January 2, 2015
The TED clip above features cardiologist Jonathan Sackner-Bernstein and he makes the case that age is/can be an advantage in making discoveries or coming up with new ideas and products.
He also makes the point that it’s your obligation to do something about any insights you might have, as even though you may not have the ‘energy of youth’, you do have the wisdom of experience. He gives a variety of interesting examples that support his case and has the nice turn of phrase ‘the wisdom to be successful’.
I found his own story very compelling (15:45 in the video) where he had a hunch that something was wrong with a widely acclaimed drug for heart disease. The end result was that the drug got turned down, making a massive impact on healthcare (financial and medical). The process for carrying this through must have been unbelievably tough, both in steadfastly believing his hunch as well as relentlessly pursuing it’s consequences. Obviously sometimes you’re going to be wrong but that shouldn’t be an obstacle to taking action (fear of failure).
I have to admit that I’ve fallen into this trap myself, thinking that most interesting things need the vitality and curiosity of youth. That obviously has an important role to play but, as he emphasises, it’s only part of the story and ‘making a difference’ can anyway take a variety of forms. Like Fleming (who was 47 at the time), keep an eye out for your mould, it’s probably already in front of you!
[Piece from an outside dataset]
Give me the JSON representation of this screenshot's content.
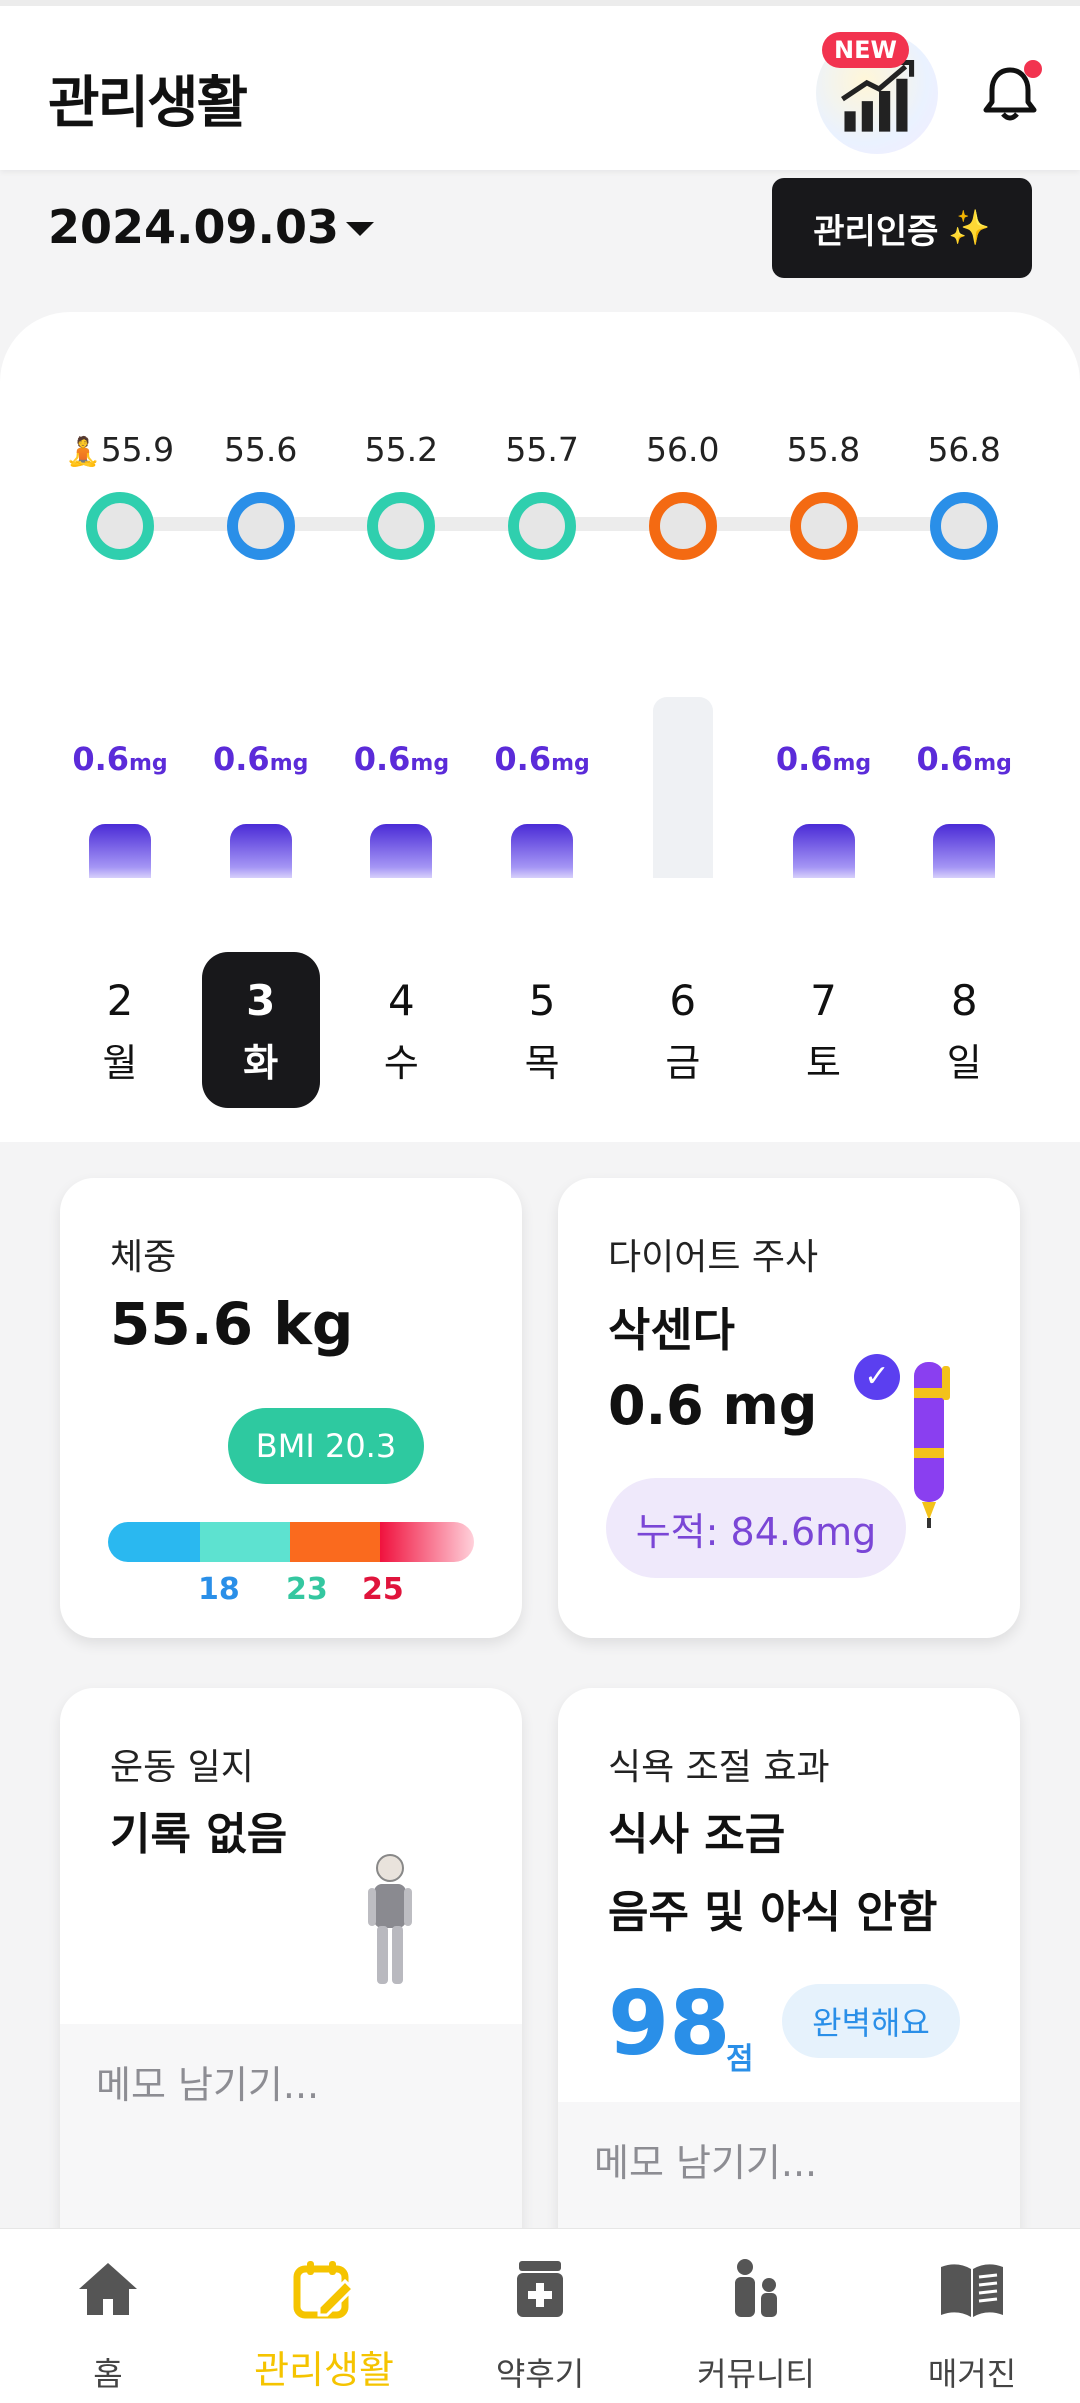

I came across this clip by chance and found it very inspiring, especially as the New Year is just starting.